*Aim of the task*: What lines in the records below contain the string "tagged"? Copy every one.
──────── Data supplied
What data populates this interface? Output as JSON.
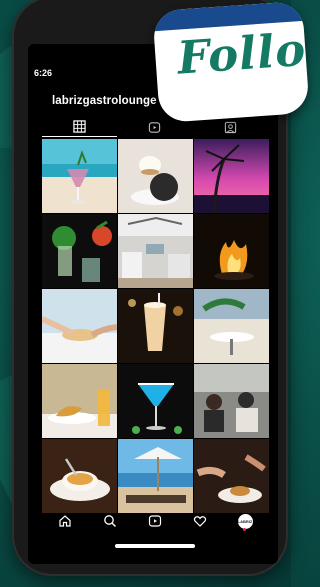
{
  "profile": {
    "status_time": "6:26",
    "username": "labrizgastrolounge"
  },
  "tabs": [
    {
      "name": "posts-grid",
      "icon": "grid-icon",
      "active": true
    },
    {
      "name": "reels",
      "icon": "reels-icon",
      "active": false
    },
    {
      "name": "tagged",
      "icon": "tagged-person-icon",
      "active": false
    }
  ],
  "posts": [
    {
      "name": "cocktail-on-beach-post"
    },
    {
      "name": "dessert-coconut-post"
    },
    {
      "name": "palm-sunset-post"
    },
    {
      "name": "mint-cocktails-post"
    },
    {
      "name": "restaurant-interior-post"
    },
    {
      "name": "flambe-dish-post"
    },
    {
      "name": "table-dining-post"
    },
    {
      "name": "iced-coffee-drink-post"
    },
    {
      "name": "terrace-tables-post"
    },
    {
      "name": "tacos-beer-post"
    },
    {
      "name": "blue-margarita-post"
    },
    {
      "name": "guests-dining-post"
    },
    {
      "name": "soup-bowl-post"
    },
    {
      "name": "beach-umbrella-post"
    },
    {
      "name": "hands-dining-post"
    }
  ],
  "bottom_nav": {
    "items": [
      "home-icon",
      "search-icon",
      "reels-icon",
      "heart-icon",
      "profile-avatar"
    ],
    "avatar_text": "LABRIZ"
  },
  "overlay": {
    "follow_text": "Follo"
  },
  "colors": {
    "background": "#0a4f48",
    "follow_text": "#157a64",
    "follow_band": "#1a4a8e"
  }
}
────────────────
*Your solution*:
      "name": "tagged",
      "icon": "tagged-person-icon",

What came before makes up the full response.